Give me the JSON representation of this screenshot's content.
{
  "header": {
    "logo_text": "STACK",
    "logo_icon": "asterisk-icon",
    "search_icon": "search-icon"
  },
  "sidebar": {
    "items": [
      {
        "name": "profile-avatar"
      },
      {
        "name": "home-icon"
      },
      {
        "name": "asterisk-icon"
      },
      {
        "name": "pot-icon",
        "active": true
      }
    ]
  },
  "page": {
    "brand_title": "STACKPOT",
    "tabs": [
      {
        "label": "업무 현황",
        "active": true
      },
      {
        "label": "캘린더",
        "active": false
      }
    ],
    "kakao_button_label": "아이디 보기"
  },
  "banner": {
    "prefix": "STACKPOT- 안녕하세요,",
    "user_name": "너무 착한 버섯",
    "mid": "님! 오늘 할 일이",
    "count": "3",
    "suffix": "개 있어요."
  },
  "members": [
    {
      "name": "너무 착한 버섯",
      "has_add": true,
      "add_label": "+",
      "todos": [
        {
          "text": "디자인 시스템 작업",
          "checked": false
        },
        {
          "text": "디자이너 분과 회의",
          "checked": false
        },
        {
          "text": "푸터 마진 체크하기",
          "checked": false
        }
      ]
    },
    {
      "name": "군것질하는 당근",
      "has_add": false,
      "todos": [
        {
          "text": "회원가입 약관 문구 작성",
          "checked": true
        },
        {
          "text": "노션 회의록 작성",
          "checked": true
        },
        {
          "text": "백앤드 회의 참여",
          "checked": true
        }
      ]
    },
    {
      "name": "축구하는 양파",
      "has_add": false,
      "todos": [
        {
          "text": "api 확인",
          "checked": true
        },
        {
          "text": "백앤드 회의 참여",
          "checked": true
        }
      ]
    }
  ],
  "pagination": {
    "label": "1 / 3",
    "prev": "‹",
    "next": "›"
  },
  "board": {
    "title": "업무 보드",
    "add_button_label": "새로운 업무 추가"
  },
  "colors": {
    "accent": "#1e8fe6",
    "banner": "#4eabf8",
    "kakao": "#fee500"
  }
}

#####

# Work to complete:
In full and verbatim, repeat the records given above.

# Exercise answer:
Give me the JSON representation of this screenshot's content.
{
  "header": {
    "logo_text": "STACK",
    "logo_icon": "asterisk-icon",
    "search_icon": "search-icon"
  },
  "sidebar": {
    "items": [
      {
        "name": "profile-avatar"
      },
      {
        "name": "home-icon"
      },
      {
        "name": "asterisk-icon"
      },
      {
        "name": "pot-icon",
        "active": true
      }
    ]
  },
  "page": {
    "brand_title": "STACKPOT",
    "tabs": [
      {
        "label": "업무 현황",
        "active": true
      },
      {
        "label": "캘린더",
        "active": false
      }
    ],
    "kakao_button_label": "아이디 보기"
  },
  "banner": {
    "prefix": "STACKPOT- 안녕하세요,",
    "user_name": "너무 착한 버섯",
    "mid": "님! 오늘 할 일이",
    "count": "3",
    "suffix": "개 있어요."
  },
  "members": [
    {
      "name": "너무 착한 버섯",
      "has_add": true,
      "add_label": "+",
      "todos": [
        {
          "text": "디자인 시스템 작업",
          "checked": false
        },
        {
          "text": "디자이너 분과 회의",
          "checked": false
        },
        {
          "text": "푸터 마진 체크하기",
          "checked": false
        }
      ]
    },
    {
      "name": "군것질하는 당근",
      "has_add": false,
      "todos": [
        {
          "text": "회원가입 약관 문구 작성",
          "checked": true
        },
        {
          "text": "노션 회의록 작성",
          "checked": true
        },
        {
          "text": "백앤드 회의 참여",
          "checked": true
        }
      ]
    },
    {
      "name": "축구하는 양파",
      "has_add": false,
      "todos": [
        {
          "text": "api 확인",
          "checked": true
        },
        {
          "text": "백앤드 회의 참여",
          "checked": true
        }
      ]
    }
  ],
  "pagination": {
    "label": "1 / 3",
    "prev": "‹",
    "next": "›"
  },
  "board": {
    "title": "업무 보드",
    "add_button_label": "새로운 업무 추가"
  },
  "colors": {
    "accent": "#1e8fe6",
    "banner": "#4eabf8",
    "kakao": "#fee500"
  }
}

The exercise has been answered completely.